Referenced by
Citing PatentFiling datePublication dateApplicantTitle
US2797045 *Jun 4, 1954Jun 25, 1957Bower Frank WCoin bank
US3416123 *Feb 28, 1966Dec 10, 1968James L. HuseboPlug block
US3422389 *Aug 1, 1966Jan 14, 1969Husebo James LSafety plug block
US4123922 *Oct 1, 1976Nov 7, 1978Kuenstler Paul GLockable desk receptacle
US4422269 *Apr 17, 1981Dec 27, 1983Giard Robert LMasonry product
US4616776 *Apr 22, 1985Oct 14, 1986Scott BlumenthalReceptacle attached to a parking meter for collection of monies on a mass location basis as donations for charitable purposes
US5014472 *Mar 4, 1986May 14, 1991Sten SvenssonTombstone
US5249442 *Dec 2, 1991Oct 5, 1993Barrington WrightExhaust pipe lock for internal combustion engines and the like
US5467617 *Aug 11, 1994Nov 21, 1995Huebner; Jerold R.Boat locking apparatus
US5687515 *Aug 21, 1996Nov 18, 1997Rodrigues; Robert WallaceMonument display case and mounting assembly
US6263601 *Nov 5, 1998Jul 24, 2001David Scot EmertLighted real estate sign and method of marketing real estate
US6279822Apr 6, 2000Aug 28, 2001Bertram CorporationInformation collection kiosk
WO1987003639A1 *Dec 9, 1986Jun 18, 1987Jacques Leon SeeStorage and display system
U.S. Classification52/103, 232/17, 70/166, 232/2, 70/164, 232/1.00D
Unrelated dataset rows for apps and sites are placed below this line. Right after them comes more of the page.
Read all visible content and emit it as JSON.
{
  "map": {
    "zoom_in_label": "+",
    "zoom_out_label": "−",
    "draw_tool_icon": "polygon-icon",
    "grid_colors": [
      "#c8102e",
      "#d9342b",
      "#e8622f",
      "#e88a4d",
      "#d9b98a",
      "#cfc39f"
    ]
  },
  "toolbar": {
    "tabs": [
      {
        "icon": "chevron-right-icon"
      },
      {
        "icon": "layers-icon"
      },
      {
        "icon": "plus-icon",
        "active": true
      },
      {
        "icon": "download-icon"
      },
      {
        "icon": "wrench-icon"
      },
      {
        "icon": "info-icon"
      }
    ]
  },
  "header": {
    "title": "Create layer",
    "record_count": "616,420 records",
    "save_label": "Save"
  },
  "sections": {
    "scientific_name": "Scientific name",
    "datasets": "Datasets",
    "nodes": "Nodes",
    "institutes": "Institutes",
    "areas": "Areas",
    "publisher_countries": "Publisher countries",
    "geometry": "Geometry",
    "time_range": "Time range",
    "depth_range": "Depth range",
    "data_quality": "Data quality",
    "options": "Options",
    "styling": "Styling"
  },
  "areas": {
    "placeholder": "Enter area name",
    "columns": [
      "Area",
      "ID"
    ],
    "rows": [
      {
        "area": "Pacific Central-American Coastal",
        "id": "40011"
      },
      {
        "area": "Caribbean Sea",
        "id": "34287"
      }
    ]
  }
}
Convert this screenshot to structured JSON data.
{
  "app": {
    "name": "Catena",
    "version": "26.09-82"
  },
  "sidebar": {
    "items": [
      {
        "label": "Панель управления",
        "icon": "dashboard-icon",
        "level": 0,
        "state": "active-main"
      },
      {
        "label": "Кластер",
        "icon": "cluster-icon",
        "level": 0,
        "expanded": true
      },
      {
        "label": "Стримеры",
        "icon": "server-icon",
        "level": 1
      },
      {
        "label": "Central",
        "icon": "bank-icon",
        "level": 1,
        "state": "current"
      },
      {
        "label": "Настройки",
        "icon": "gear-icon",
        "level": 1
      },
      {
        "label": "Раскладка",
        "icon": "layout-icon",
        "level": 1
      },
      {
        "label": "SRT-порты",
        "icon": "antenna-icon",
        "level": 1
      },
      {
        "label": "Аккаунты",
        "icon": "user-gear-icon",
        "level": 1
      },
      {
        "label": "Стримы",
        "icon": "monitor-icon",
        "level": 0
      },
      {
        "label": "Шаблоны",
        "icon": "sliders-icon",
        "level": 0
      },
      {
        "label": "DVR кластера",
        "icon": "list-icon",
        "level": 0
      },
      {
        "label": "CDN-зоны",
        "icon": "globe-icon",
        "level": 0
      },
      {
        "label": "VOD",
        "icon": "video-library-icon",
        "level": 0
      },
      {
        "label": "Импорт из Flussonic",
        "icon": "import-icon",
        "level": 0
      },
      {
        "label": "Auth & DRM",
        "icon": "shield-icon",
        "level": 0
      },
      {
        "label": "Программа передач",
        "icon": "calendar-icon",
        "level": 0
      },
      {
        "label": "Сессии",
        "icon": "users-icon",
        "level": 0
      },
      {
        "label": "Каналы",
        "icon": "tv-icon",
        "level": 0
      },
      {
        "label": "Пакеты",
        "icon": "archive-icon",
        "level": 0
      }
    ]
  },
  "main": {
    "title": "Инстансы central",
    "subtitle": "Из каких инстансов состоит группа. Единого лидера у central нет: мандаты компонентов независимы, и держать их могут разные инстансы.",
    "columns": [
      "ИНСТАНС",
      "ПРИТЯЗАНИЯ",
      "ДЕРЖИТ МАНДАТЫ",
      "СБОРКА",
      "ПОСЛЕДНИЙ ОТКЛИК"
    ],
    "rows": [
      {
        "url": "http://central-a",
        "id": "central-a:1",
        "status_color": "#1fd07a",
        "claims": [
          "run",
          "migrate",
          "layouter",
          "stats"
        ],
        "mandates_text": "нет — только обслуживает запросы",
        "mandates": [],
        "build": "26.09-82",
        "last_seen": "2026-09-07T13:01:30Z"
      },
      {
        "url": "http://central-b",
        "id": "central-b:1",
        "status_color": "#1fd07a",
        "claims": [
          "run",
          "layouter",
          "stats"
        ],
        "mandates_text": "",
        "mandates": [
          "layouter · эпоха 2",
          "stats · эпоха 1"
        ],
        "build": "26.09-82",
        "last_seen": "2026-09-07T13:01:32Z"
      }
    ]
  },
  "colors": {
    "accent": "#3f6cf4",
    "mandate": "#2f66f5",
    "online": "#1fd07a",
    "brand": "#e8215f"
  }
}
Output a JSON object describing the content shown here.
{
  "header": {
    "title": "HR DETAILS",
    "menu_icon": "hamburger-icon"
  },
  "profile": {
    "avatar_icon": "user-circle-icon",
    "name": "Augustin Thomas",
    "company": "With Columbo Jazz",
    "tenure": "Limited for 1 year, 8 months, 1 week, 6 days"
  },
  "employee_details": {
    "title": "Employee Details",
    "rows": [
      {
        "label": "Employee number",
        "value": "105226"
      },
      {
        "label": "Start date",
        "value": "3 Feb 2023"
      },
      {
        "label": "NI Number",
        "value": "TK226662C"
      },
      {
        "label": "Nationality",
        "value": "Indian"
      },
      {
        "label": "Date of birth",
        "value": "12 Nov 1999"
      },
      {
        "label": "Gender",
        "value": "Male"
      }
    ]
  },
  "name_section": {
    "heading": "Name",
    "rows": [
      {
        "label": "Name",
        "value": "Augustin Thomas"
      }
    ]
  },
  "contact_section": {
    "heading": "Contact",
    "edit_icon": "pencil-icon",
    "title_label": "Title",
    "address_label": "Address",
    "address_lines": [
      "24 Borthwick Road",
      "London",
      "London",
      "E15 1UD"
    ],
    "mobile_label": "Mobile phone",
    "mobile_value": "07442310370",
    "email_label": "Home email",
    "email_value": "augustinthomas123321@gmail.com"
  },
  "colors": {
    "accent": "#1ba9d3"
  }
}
International ClassificationE04H13/00
Cooperative ClassificationE04H13/003
European ClassificationE04H13/00B